How to ease the pain of change

Fear of Change

Most of us have experienced a major change in our personal lives at some point. Moving house, starting a family, losing a loved one. People go through these universal experiences every day, but that doesn’t make them any less intense. Any big change involves an emotional journey. It can be painful. And this is equally true of professional change.

It’s often hard to keep perspective during times of change. But knowing there’s a natural cycle that we all go through helps. Understanding that cycle is the first step towards dealing with it. And, in a workplace scenario, this can help your team adapt more quickly and seamlessly to new circumstances.

Change and grief

In the 1960s, psychiatrist Elisabeth Kübler-Ross developed ‘the grief curve’ to model five stages of grief experienced by the dying and the bereaved. It’s a useful point of reference when dealing with change, helping to ensure that the emotional needs of employees are met.

There are many parallels between the process of change and grieving

Organisational change can result in personal ‘loss’ in relation to power, control and prestige. It can also create distance between colleagues who may have previously shared a sense a camaraderie. Ignoring or failing to identify this can make the change process traumatic for the individuals affected, which in turn reduces chances of success.

The five stages

Each stage of the Kübler-Ross grief curve can be applied to business change. People don’t necessarily move through the phases in a linear way. They may hop from one to another, move backwards and forwards, or remain in one state for a prolonged period.

1. Denial

When employees first learn about a planned change, they may simply pretend it isn’t happening. If the change requires them to adapt their role, this can be a real stumbling block. Communication is vital here, to ensure people understand why things need to change, and the benefits it will bring. Sharing as much information as possible, and addressing concerns openly and honestly, is the best way to overcome denial.

2. Anger

If people feel anxious, frustrated or irritated by the change, it can manifest itself in anger. This is usually rooted in fear, which becomes worse if there is a lack of clarity. Employees may talk among themselves and imagine worse case scenarios, such as redundancy or business closure. Sensitive handling of this phase helps avoid a chaotic situation where misinformation and rumour are rife. Clear and consistent communication can ensure this inevitable reaction doesn’t cause lasting problems.

3. Bargaining

Once the need for change is understood, employees may seek to strike a deal that reduces the impact on their day-to-day activities. Listening to ideas and feedback is essential, and some suggestions may be assimilated easily without compromising the change agenda. However, if it isn’t possible to accommodate the suggestions, it’s best to respond quickly, explaining why things have to be a certain way.

4. Depression

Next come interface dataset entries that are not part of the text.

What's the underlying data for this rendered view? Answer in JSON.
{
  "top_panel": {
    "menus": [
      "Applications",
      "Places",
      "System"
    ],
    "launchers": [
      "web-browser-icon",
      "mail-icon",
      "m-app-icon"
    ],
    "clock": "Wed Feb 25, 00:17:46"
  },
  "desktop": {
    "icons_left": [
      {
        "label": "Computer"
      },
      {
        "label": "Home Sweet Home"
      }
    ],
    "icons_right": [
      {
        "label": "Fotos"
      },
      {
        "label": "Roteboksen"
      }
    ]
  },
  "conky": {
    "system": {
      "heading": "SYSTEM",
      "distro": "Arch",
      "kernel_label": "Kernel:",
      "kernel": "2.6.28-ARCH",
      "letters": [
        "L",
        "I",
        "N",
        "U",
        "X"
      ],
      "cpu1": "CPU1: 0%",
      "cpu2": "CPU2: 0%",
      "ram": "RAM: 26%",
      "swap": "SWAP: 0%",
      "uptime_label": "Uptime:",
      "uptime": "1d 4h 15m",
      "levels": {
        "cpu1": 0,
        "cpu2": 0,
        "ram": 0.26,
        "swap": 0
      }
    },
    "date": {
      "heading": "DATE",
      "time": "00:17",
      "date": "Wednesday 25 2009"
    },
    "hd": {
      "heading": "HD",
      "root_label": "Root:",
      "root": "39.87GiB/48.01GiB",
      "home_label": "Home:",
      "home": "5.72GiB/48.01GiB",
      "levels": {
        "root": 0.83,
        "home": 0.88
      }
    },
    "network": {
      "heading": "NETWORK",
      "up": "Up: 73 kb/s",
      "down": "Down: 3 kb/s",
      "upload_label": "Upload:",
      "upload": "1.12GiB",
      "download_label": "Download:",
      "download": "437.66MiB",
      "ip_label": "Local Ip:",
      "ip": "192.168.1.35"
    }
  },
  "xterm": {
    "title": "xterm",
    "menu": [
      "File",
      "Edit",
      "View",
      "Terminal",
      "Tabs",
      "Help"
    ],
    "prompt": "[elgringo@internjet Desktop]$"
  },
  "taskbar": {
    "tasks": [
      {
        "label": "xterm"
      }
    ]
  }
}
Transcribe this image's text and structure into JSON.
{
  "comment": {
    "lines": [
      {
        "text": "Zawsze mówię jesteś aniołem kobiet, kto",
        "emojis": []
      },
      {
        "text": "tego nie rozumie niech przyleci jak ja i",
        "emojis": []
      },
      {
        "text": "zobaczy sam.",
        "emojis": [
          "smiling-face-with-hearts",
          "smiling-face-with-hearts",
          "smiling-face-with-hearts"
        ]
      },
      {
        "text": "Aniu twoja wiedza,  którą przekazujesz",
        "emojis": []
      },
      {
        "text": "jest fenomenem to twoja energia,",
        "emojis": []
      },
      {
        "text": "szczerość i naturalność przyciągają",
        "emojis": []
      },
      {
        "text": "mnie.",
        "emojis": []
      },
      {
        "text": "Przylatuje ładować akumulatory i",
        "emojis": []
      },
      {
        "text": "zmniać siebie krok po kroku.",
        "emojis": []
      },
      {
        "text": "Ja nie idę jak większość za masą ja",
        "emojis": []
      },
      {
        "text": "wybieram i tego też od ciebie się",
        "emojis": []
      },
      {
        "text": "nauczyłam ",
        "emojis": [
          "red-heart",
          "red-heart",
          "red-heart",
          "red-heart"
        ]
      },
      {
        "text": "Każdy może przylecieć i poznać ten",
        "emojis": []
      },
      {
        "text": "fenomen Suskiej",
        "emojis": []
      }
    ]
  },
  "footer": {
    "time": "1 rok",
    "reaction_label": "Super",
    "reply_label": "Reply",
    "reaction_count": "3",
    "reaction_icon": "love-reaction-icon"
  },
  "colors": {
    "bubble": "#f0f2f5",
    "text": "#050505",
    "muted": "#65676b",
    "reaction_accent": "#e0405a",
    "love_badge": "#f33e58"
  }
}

Getting used to new ways of working takes people out of their comfort zone. It’s hard to break old habits and everyday tasks may seem more laborious in the short term. Morale and energy can reach a low point here, with employees feeling helpless and unhappy about the new circumstances. A little bit of lateral thinking can reduce the pain. Finding ways to inject a little excitement into the training or occasional perks such as an early finish can lift people’s spirits and show them that they are valued. And sometimes just being there for them can make all the difference.

5. Acceptance

Slowly but surely, people accept – even embrace – the new situation. They understand the importance of the change and begin to feel empowered by it. Different people will reach this point at different times. Offering guidance and support throughout the process, while listening to people’s concerns with empathy and respect, will ensure more of the team reach this stage more quickly.

Listen twice, speak once

A cup of tea and sympathy won’t wipe all the challenges away. But understanding and responding to employees’ emotional journeys is a hallmark of effective change management. An open dialogue facilitates more seamless progress, enabling concerns to be voiced and addressed before they fester. We can’t promise that change will ever be pain-free. But well-managed, short-term pain is far more bearable and less disruptive than the alternative.